*ASSIGNMENT*: Every line with the word "title" in it should be extracted from the data that follows.

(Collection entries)

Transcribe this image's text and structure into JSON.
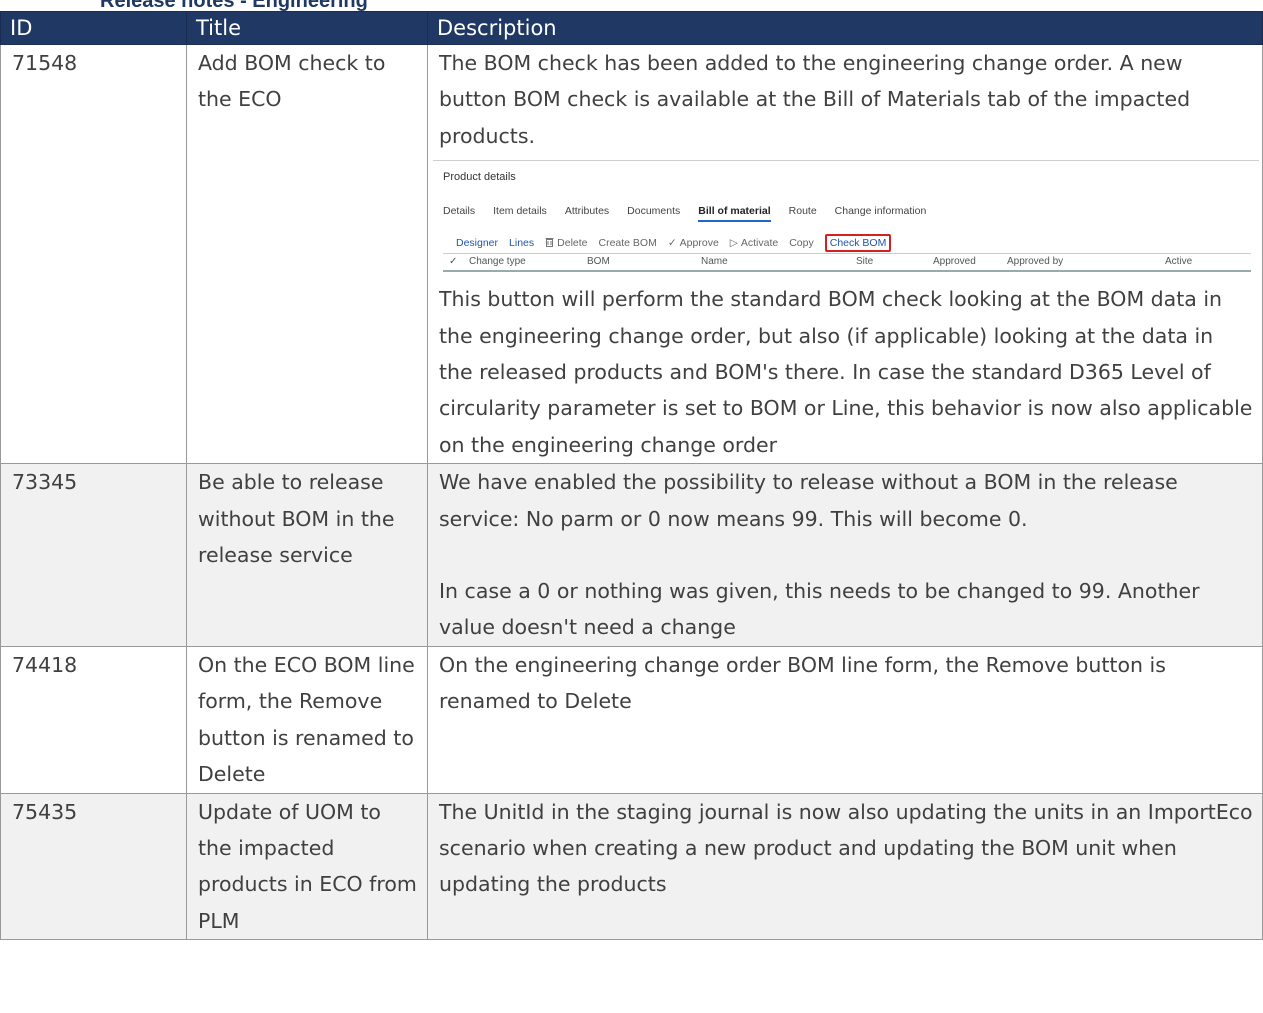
{
  "heading_fragment": "Release notes - Engineering",
  "columns": {
    "id": "ID",
    "title": "Title",
    "description": "Description"
  },
  "rows": [
    {
      "id": "71548",
      "title": "Add BOM check to the ECO",
      "desc_intro": "The BOM check has been added to the engineering change order. A new button BOM check is available at the Bill of Materials tab of the impacted products.",
      "desc_after": "This button will perform the standard BOM check looking at the BOM data in the engineering change order, but also (if applicable) looking at the data in the released products and BOM's there. In case the standard D365 Level of circularity parameter is set to BOM or Line, this behavior is now also applicable on the engineering change order"
    },
    {
      "id": "73345",
      "title": "Be able to release without BOM in the release service",
      "desc_p1": "We have enabled the possibility to release without a BOM in the release service: No parm or 0 now means 99. This will become 0.",
      "desc_p2": "In case a 0 or nothing was given, this needs to be changed to 99. Another value doesn't need a change"
    },
    {
      "id": "74418",
      "title": "On the ECO BOM line form, the Remove button is renamed to Delete",
      "desc": "On the engineering change order BOM line form, the Remove button is renamed to Delete"
    },
    {
      "id": "75435",
      "title": "Update of UOM to the impacted products in ECO from PLM",
      "desc": "The UnitId in the staging journal is now also updating the units in an ImportEco scenario when creating a new product and updating the BOM unit when updating the products"
    }
  ],
  "screenshot": {
    "title": "Product details",
    "tabs": [
      "Details",
      "Item details",
      "Attributes",
      "Documents",
      "Bill of material",
      "Route",
      "Change information"
    ],
    "active_tab": "Bill of material",
    "toolbar": {
      "designer": "Designer",
      "lines": "Lines",
      "delete": "Delete",
      "create_bom": "Create BOM",
      "approve": "Approve",
      "activate": "Activate",
      "copy": "Copy",
      "check_bom": "Check BOM"
    },
    "grid_columns": [
      "Change type",
      "BOM",
      "Name",
      "Site",
      "Approved",
      "Approved by",
      "Active"
    ],
    "highlight_color": "#d62020"
  },
  "colors": {
    "header_bg": "#203864",
    "alt_row_bg": "#f1f1f1",
    "border": "#999999"
  }
}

*RESULT OF THIS EXERCISE*:
    "title": "Title",
      "title": "Add BOM check to the ECO",
      "title": "Be able to release without BOM in the release service",
      "title": "On the ECO BOM line form, the Remove button is renamed to Delete",
      "title": "Update of UOM to the impacted products in ECO from PLM",
    "title": "Product details",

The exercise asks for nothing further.